But not everyone saw it the same way. The war had reduced international trade and led to widespread interference by states in private property regimes, when governments had confiscated foreign-owned property and commandeered resources. Ludwig von Mises, an economist in the Vienna Chamber of Commerce, wanted to restore free trade and the sanctity of property. The prewar version of the Austro-Hungarian empire became a point of reference for Mises and those who joined the study circle he organized: It had been a multi-ethnic empire that lowered barriers to trade while not insisting on cultural homogeneity. A relatively small, landlocked place like Austria, they reasoned, could never be economically self-sufficient in the industrial age. It had to be open to the world market, and to succeed there it would have to be competitive.

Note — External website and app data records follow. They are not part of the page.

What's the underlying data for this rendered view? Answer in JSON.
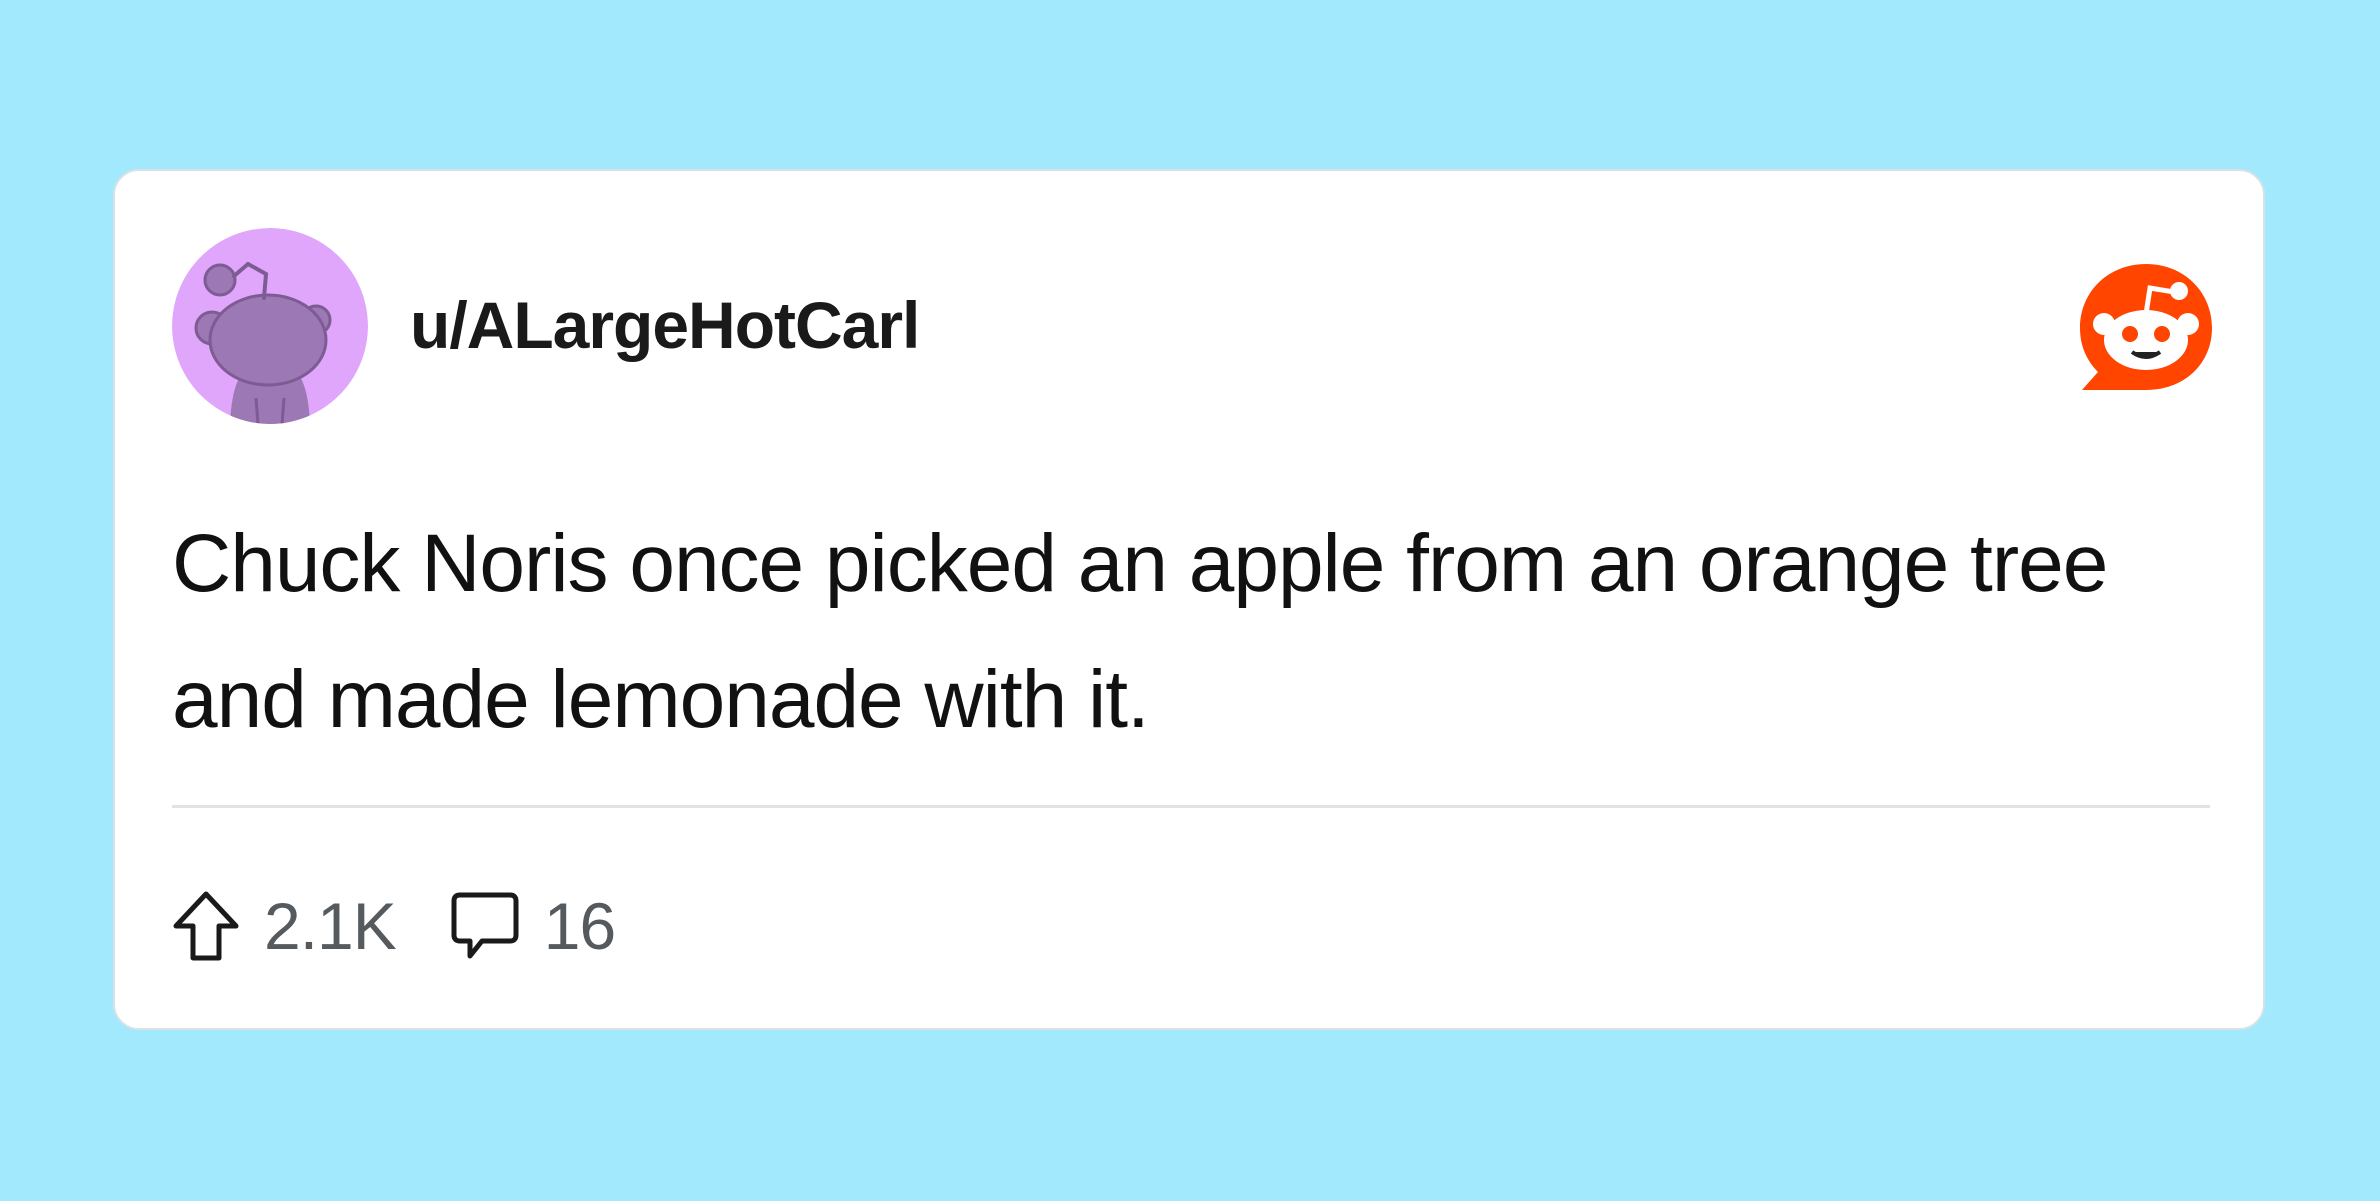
{
  "post": {
    "username": "u/ALargeHotCarl",
    "body_lines": [
      "Chuck Noris once picked an apple from an orange tree",
      "and made lemonade with it."
    ],
    "upvotes": "2.1K",
    "comments": "16"
  },
  "icons": {
    "avatar": "snoo-avatar",
    "logo": "reddit-logo-icon",
    "upvote": "upvote-arrow-icon",
    "comment": "comment-bubble-icon"
  },
  "colors": {
    "background": "#a3e9fd",
    "card": "#ffffff",
    "avatar_bg": "#e0a6fb",
    "avatar_snoo": "#9c78b5",
    "reddit_orange": "#ff4500",
    "text": "#111111",
    "muted_text": "#555a5e"
  }
}
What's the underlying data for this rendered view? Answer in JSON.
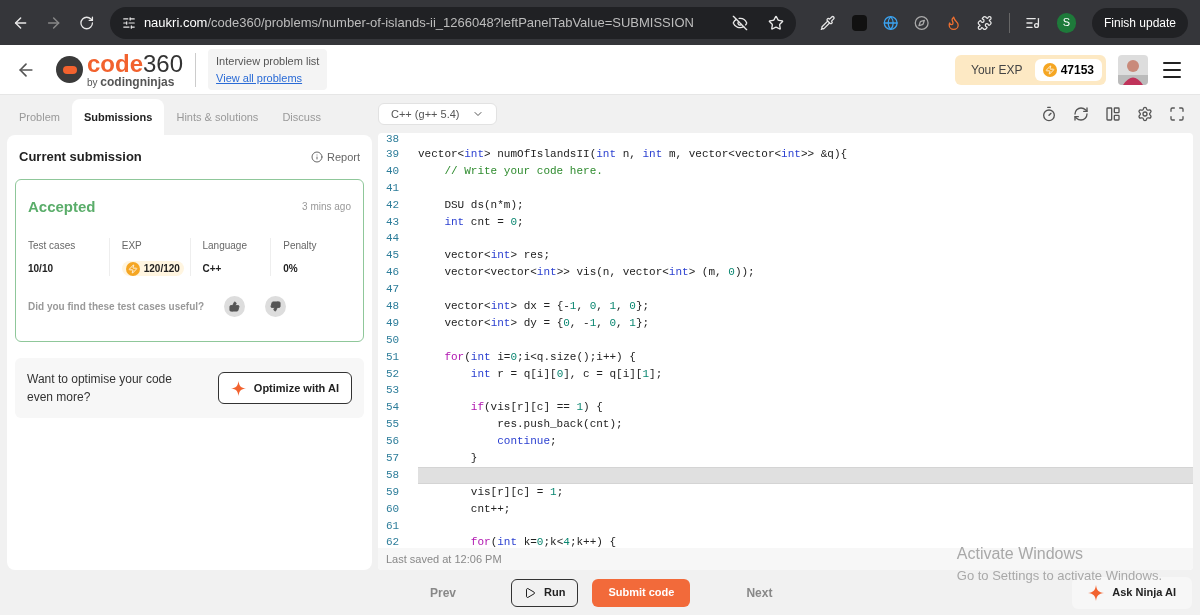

The labor movement, then, was a further obstacle to the realization of Mises’s project. The same forces that inspired Polanyi, Mises found oppressive. Labor unions marched in the streets, demanding higher-than-market wages and lower-than-market housing. The city kept budgets balanced with high and progressive taxes, and businesses fared about as well as elsewhere in Austria. But social housing undermined the position of landlords, and the bourgeoisie felt targeted by taxes on conspicuous consumption. For a time, there was even a dog tax that scaled upward with the breed and pedigree of the dog. Mises saw Red Vienna as a standoff between the power of labor and the power of capital. He was pleased when an anti-fascist uprising was violently suppressed in 1927—leaving dozens dead and more than a thousand injured—since it broke the power of the social democratic masses to mobilize.

Democracy, for Mises, was not an absolute value to be respected at all times. It was a good system insofar as it made peaceful, gradual change possible. Democracy’s “function is to make peace,” he wrote, “to avoid violent revolutions.” When it failed in that task, Mises thought that enforcing order by other means was preferable to letting democracy destroy the economic foundations of prosperity, as he understood them. Although it is frequently said that neoliberals want a weak state, in which the market can be left to do most of the work, that is not quite correct. Against the enemies of the market—economic nationalism and democratic demands—the state has to play a role, mostly by creating a system of laws that protects property and by representing enough force to deter challenges.

The neoliberals sought, Slobodian writes, to “encase” markets, not to liberate them.